Exercise: An exact retyping of all lines below is the answer; pictures do not belong in it.

Web page and app entries

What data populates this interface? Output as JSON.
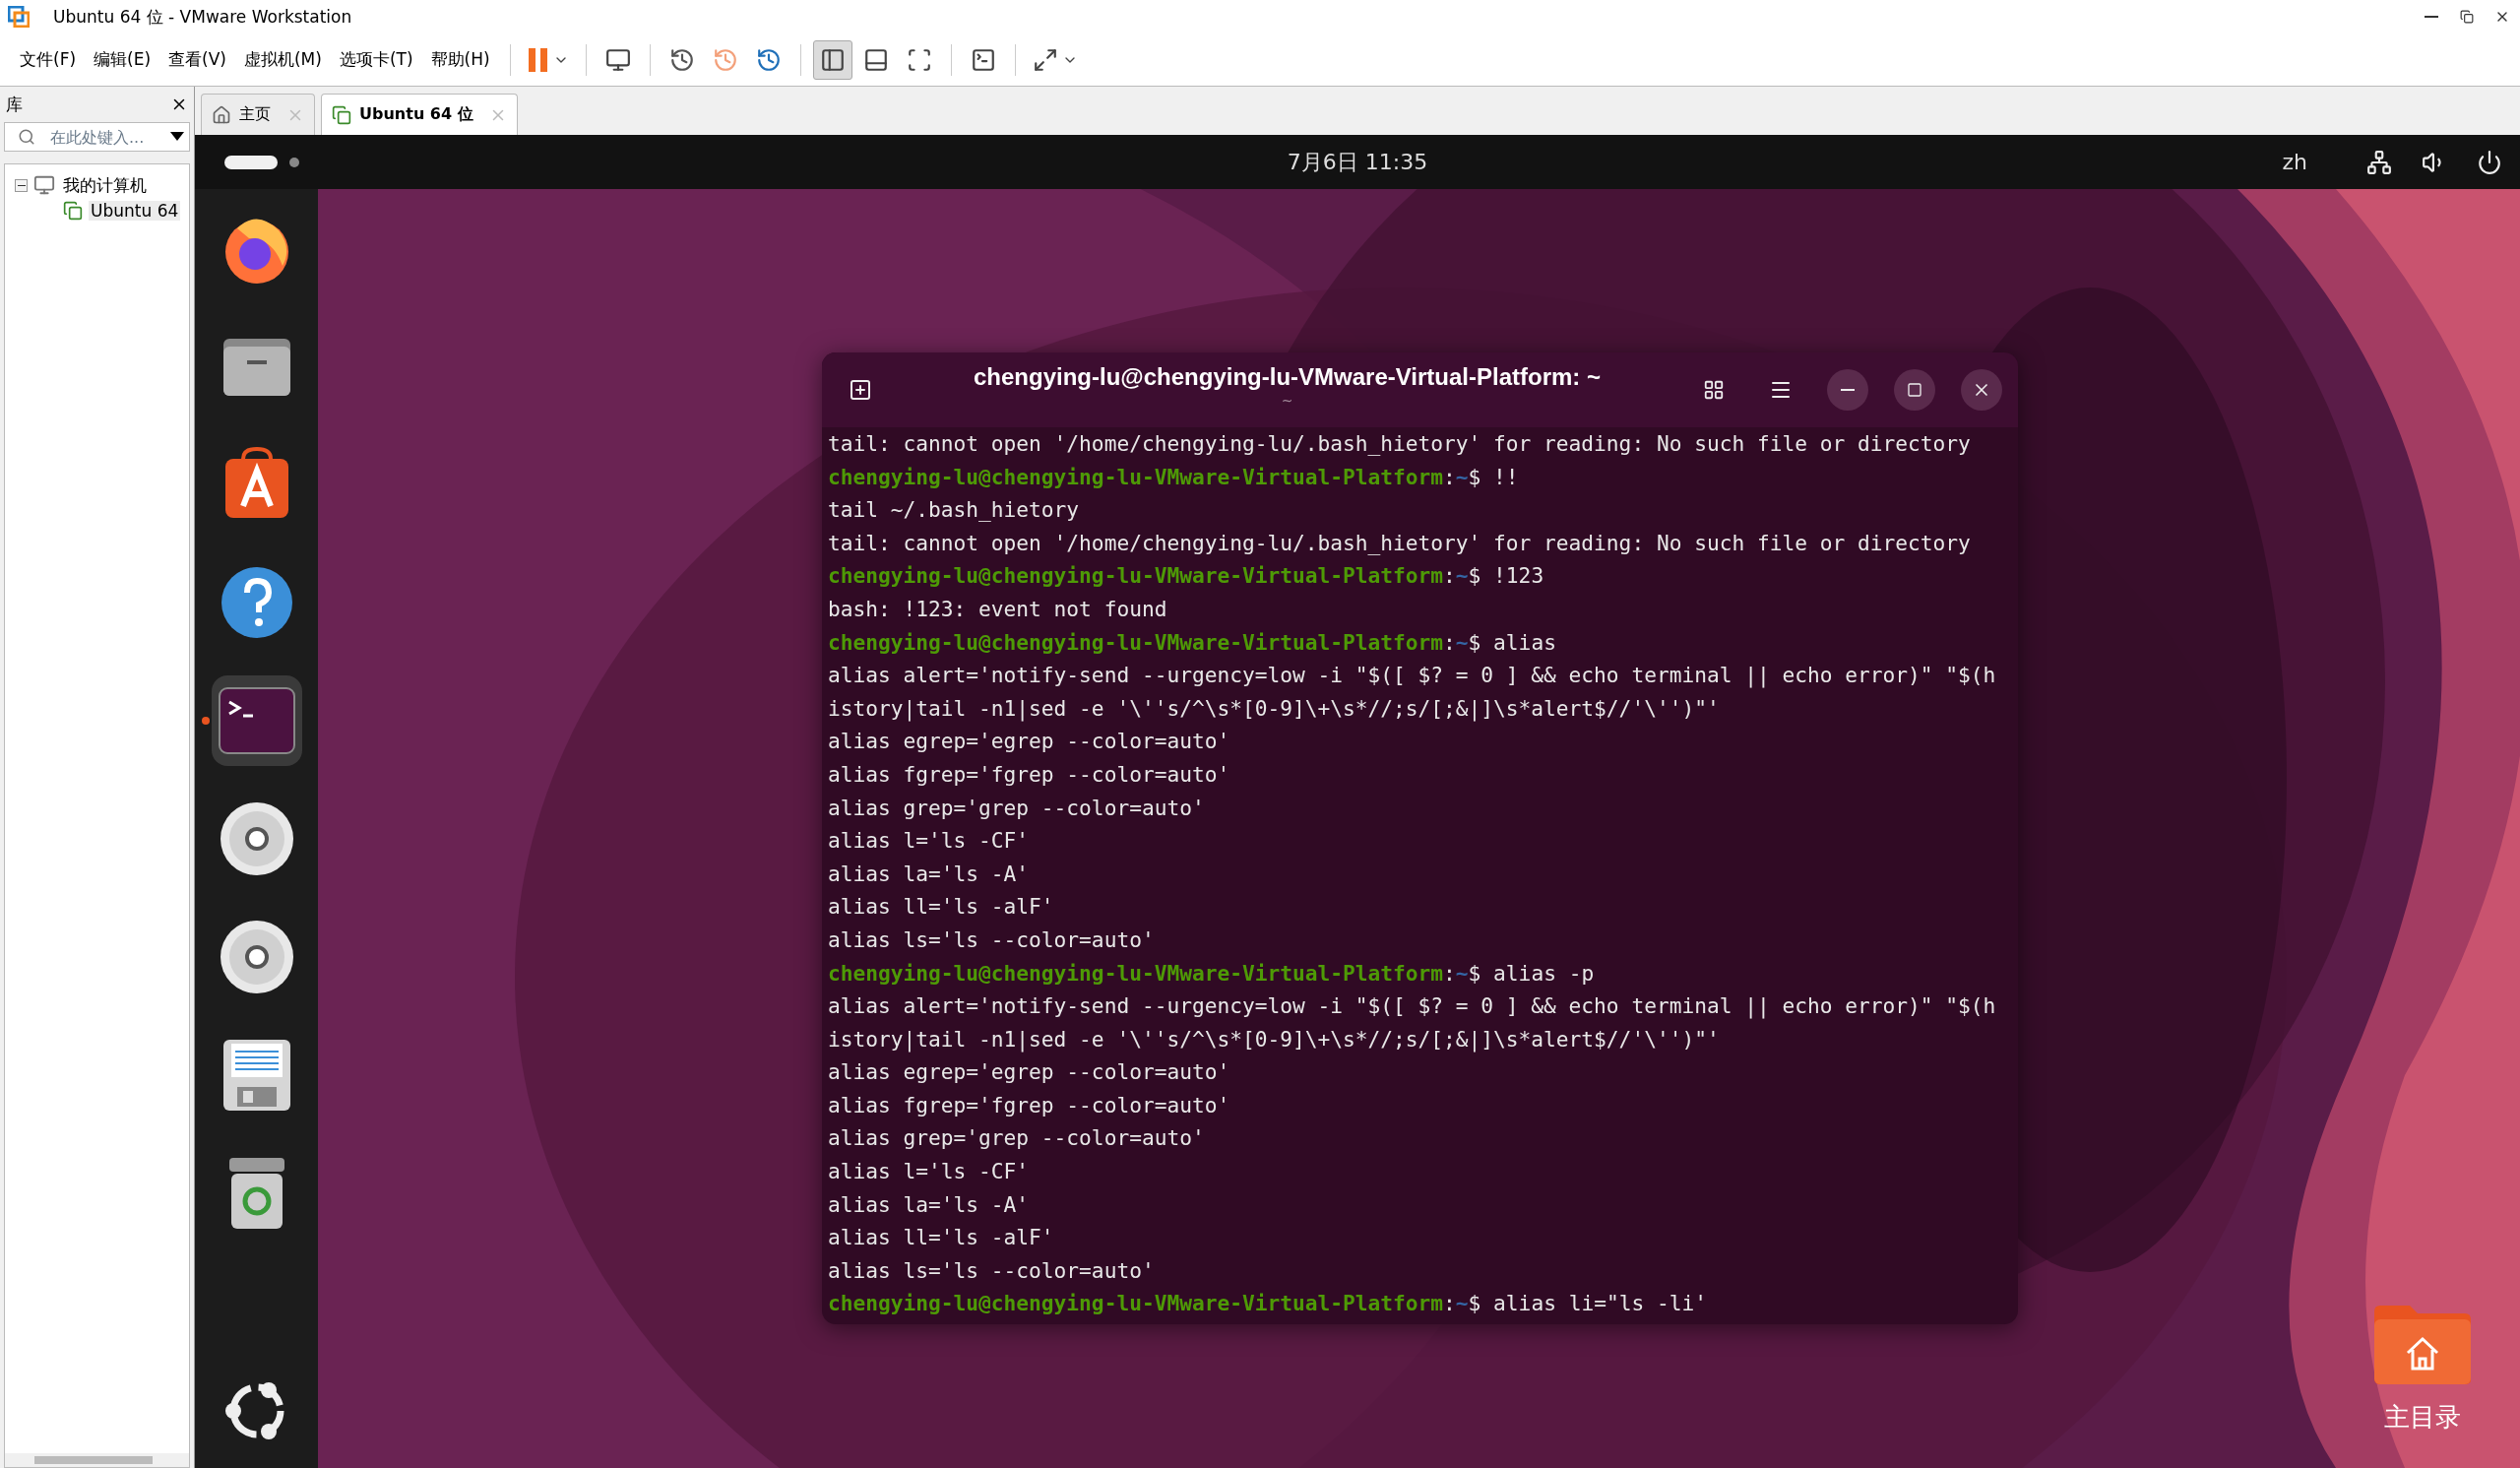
{
  "window": {
    "title": "Ubuntu 64 位 - VMware Workstation"
  },
  "menu": [
    "文件(F)",
    "编辑(E)",
    "查看(V)",
    "虚拟机(M)",
    "选项卡(T)",
    "帮助(H)"
  ],
  "toolbar": [
    {
      "kind": "pause",
      "pressed": false
    },
    {
      "kind": "send-keys",
      "pressed": false
    },
    {
      "kind": "snapshot-take",
      "pressed": false
    },
    {
      "kind": "snapshot-revert",
      "pressed": false
    },
    {
      "kind": "snapshot-manage",
      "pressed": false
    },
    {
      "kind": "view-library",
      "pressed": true
    },
    {
      "kind": "view-thumbnail",
      "pressed": false
    },
    {
      "kind": "view-fit",
      "pressed": false
    },
    {
      "kind": "console",
      "pressed": false
    },
    {
      "kind": "fullscreen",
      "pressed": false
    }
  ],
  "library": {
    "title": "库",
    "search": {
      "placeholder": "在此处键入..."
    },
    "tree": [
      {
        "label": "我的计算机",
        "expanded": true,
        "selected": false,
        "children": [
          {
            "label": "Ubuntu 64",
            "selected": true
          }
        ]
      }
    ]
  },
  "tabs": [
    {
      "label": "主页",
      "kind": "home",
      "selected": false
    },
    {
      "label": "Ubuntu 64 位",
      "kind": "vm",
      "selected": true
    }
  ],
  "ubuntu": {
    "clock": "7月6日 11:35",
    "input_method": "zh"
  },
  "dock": [
    {
      "kind": "firefox",
      "running": false
    },
    {
      "kind": "files",
      "running": false
    },
    {
      "kind": "store",
      "running": false
    },
    {
      "kind": "help",
      "running": false
    },
    {
      "kind": "terminal",
      "running": true
    },
    {
      "kind": "disc",
      "running": false
    },
    {
      "kind": "disc",
      "running": false
    },
    {
      "kind": "save",
      "running": false
    },
    {
      "kind": "trash",
      "running": false
    },
    {
      "kind": "apps",
      "running": false
    }
  ],
  "terminal": {
    "title": "chengying-lu@chengying-lu-VMware-Virtual-Platform: ~",
    "subtitle": "~",
    "lines": [
      {
        "kind": "output",
        "text": "tail: cannot open '/home/chengying-lu/.bash_hietory' for reading: No such file or directory"
      },
      {
        "kind": "prompt",
        "user": "chengying-lu@chengying-lu-VMware-Virtual-Platform",
        "sep": ":",
        "path": "~",
        "symbol": "$",
        "command": "!!"
      },
      {
        "kind": "output",
        "text": "tail ~/.bash_hietory"
      },
      {
        "kind": "output",
        "text": "tail: cannot open '/home/chengying-lu/.bash_hietory' for reading: No such file or directory"
      },
      {
        "kind": "prompt",
        "user": "chengying-lu@chengying-lu-VMware-Virtual-Platform",
        "sep": ":",
        "path": "~",
        "symbol": "$",
        "command": "!123"
      },
      {
        "kind": "output",
        "text": "bash: !123: event not found"
      },
      {
        "kind": "prompt",
        "user": "chengying-lu@chengying-lu-VMware-Virtual-Platform",
        "sep": ":",
        "path": "~",
        "symbol": "$",
        "command": "alias"
      },
      {
        "kind": "output",
        "text": "alias alert='notify-send --urgency=low -i \"$([ $? = 0 ] && echo terminal || echo error)\" \"$(h"
      },
      {
        "kind": "output",
        "text": "istory|tail -n1|sed -e '\\''s/^\\s*[0-9]\\+\\s*//;s/[;&|]\\s*alert$//'\\'')\"'"
      },
      {
        "kind": "output",
        "text": "alias egrep='egrep --color=auto'"
      },
      {
        "kind": "output",
        "text": "alias fgrep='fgrep --color=auto'"
      },
      {
        "kind": "output",
        "text": "alias grep='grep --color=auto'"
      },
      {
        "kind": "output",
        "text": "alias l='ls -CF'"
      },
      {
        "kind": "output",
        "text": "alias la='ls -A'"
      },
      {
        "kind": "output",
        "text": "alias ll='ls -alF'"
      },
      {
        "kind": "output",
        "text": "alias ls='ls --color=auto'"
      },
      {
        "kind": "prompt",
        "user": "chengying-lu@chengying-lu-VMware-Virtual-Platform",
        "sep": ":",
        "path": "~",
        "symbol": "$",
        "command": "alias -p"
      },
      {
        "kind": "output",
        "text": "alias alert='notify-send --urgency=low -i \"$([ $? = 0 ] && echo terminal || echo error)\" \"$(h"
      },
      {
        "kind": "output",
        "text": "istory|tail -n1|sed -e '\\''s/^\\s*[0-9]\\+\\s*//;s/[;&|]\\s*alert$//'\\'')\"'"
      },
      {
        "kind": "output",
        "text": "alias egrep='egrep --color=auto'"
      },
      {
        "kind": "output",
        "text": "alias fgrep='fgrep --color=auto'"
      },
      {
        "kind": "output",
        "text": "alias grep='grep --color=auto'"
      },
      {
        "kind": "output",
        "text": "alias l='ls -CF'"
      },
      {
        "kind": "output",
        "text": "alias la='ls -A'"
      },
      {
        "kind": "output",
        "text": "alias ll='ls -alF'"
      },
      {
        "kind": "output",
        "text": "alias ls='ls --color=auto'"
      },
      {
        "kind": "prompt",
        "user": "chengying-lu@chengying-lu-VMware-Virtual-Platform",
        "sep": ":",
        "path": "~",
        "symbol": "$",
        "command": "alias li=\"ls -li'"
      }
    ]
  },
  "desktop_icons": [
    {
      "label": "主目录"
    }
  ]
}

Response to this task:
What data populates this interface? Output as JSON.
{
  "window": {
    "title": "Ubuntu 64 位 - VMware Workstation"
  },
  "menu": [
    "文件(F)",
    "编辑(E)",
    "查看(V)",
    "虚拟机(M)",
    "选项卡(T)",
    "帮助(H)"
  ],
  "toolbar": [
    {
      "kind": "pause",
      "pressed": false
    },
    {
      "kind": "send-keys",
      "pressed": false
    },
    {
      "kind": "snapshot-take",
      "pressed": false
    },
    {
      "kind": "snapshot-revert",
      "pressed": false
    },
    {
      "kind": "snapshot-manage",
      "pressed": false
    },
    {
      "kind": "view-library",
      "pressed": true
    },
    {
      "kind": "view-thumbnail",
      "pressed": false
    },
    {
      "kind": "view-fit",
      "pressed": false
    },
    {
      "kind": "console",
      "pressed": false
    },
    {
      "kind": "fullscreen",
      "pressed": false
    }
  ],
  "library": {
    "title": "库",
    "search": {
      "placeholder": "在此处键入..."
    },
    "tree": [
      {
        "label": "我的计算机",
        "expanded": true,
        "selected": false,
        "children": [
          {
            "label": "Ubuntu 64",
            "selected": true
          }
        ]
      }
    ]
  },
  "tabs": [
    {
      "label": "主页",
      "kind": "home",
      "selected": false
    },
    {
      "label": "Ubuntu 64 位",
      "kind": "vm",
      "selected": true
    }
  ],
  "ubuntu": {
    "clock": "7月6日 11:35",
    "input_method": "zh"
  },
  "dock": [
    {
      "kind": "firefox",
      "running": false
    },
    {
      "kind": "files",
      "running": false
    },
    {
      "kind": "store",
      "running": false
    },
    {
      "kind": "help",
      "running": false
    },
    {
      "kind": "terminal",
      "running": true
    },
    {
      "kind": "disc",
      "running": false
    },
    {
      "kind": "disc",
      "running": false
    },
    {
      "kind": "save",
      "running": false
    },
    {
      "kind": "trash",
      "running": false
    },
    {
      "kind": "apps",
      "running": false
    }
  ],
  "terminal": {
    "title": "chengying-lu@chengying-lu-VMware-Virtual-Platform: ~",
    "subtitle": "~",
    "lines": [
      {
        "kind": "output",
        "text": "tail: cannot open '/home/chengying-lu/.bash_hietory' for reading: No such file or directory"
      },
      {
        "kind": "prompt",
        "user": "chengying-lu@chengying-lu-VMware-Virtual-Platform",
        "sep": ":",
        "path": "~",
        "symbol": "$",
        "command": "!!"
      },
      {
        "kind": "output",
        "text": "tail ~/.bash_hietory"
      },
      {
        "kind": "output",
        "text": "tail: cannot open '/home/chengying-lu/.bash_hietory' for reading: No such file or directory"
      },
      {
        "kind": "prompt",
        "user": "chengying-lu@chengying-lu-VMware-Virtual-Platform",
        "sep": ":",
        "path": "~",
        "symbol": "$",
        "command": "!123"
      },
      {
        "kind": "output",
        "text": "bash: !123: event not found"
      },
      {
        "kind": "prompt",
        "user": "chengying-lu@chengying-lu-VMware-Virtual-Platform",
        "sep": ":",
        "path": "~",
        "symbol": "$",
        "command": "alias"
      },
      {
        "kind": "output",
        "text": "alias alert='notify-send --urgency=low -i \"$([ $? = 0 ] && echo terminal || echo error)\" \"$(h"
      },
      {
        "kind": "output",
        "text": "istory|tail -n1|sed -e '\\''s/^\\s*[0-9]\\+\\s*//;s/[;&|]\\s*alert$//'\\'')\"'"
      },
      {
        "kind": "output",
        "text": "alias egrep='egrep --color=auto'"
      },
      {
        "kind": "output",
        "text": "alias fgrep='fgrep --color=auto'"
      },
      {
        "kind": "output",
        "text": "alias grep='grep --color=auto'"
      },
      {
        "kind": "output",
        "text": "alias l='ls -CF'"
      },
      {
        "kind": "output",
        "text": "alias la='ls -A'"
      },
      {
        "kind": "output",
        "text": "alias ll='ls -alF'"
      },
      {
        "kind": "output",
        "text": "alias ls='ls --color=auto'"
      },
      {
        "kind": "prompt",
        "user": "chengying-lu@chengying-lu-VMware-Virtual-Platform",
        "sep": ":",
        "path": "~",
        "symbol": "$",
        "command": "alias -p"
      },
      {
        "kind": "output",
        "text": "alias alert='notify-send --urgency=low -i \"$([ $? = 0 ] && echo terminal || echo error)\" \"$(h"
      },
      {
        "kind": "output",
        "text": "istory|tail -n1|sed -e '\\''s/^\\s*[0-9]\\+\\s*//;s/[;&|]\\s*alert$//'\\'')\"'"
      },
      {
        "kind": "output",
        "text": "alias egrep='egrep --color=auto'"
      },
      {
        "kind": "output",
        "text": "alias fgrep='fgrep --color=auto'"
      },
      {
        "kind": "output",
        "text": "alias grep='grep --color=auto'"
      },
      {
        "kind": "output",
        "text": "alias l='ls -CF'"
      },
      {
        "kind": "output",
        "text": "alias la='ls -A'"
      },
      {
        "kind": "output",
        "text": "alias ll='ls -alF'"
      },
      {
        "kind": "output",
        "text": "alias ls='ls --color=auto'"
      },
      {
        "kind": "prompt",
        "user": "chengying-lu@chengying-lu-VMware-Virtual-Platform",
        "sep": ":",
        "path": "~",
        "symbol": "$",
        "command": "alias li=\"ls -li'"
      }
    ]
  },
  "desktop_icons": [
    {
      "label": "主目录"
    }
  ]
}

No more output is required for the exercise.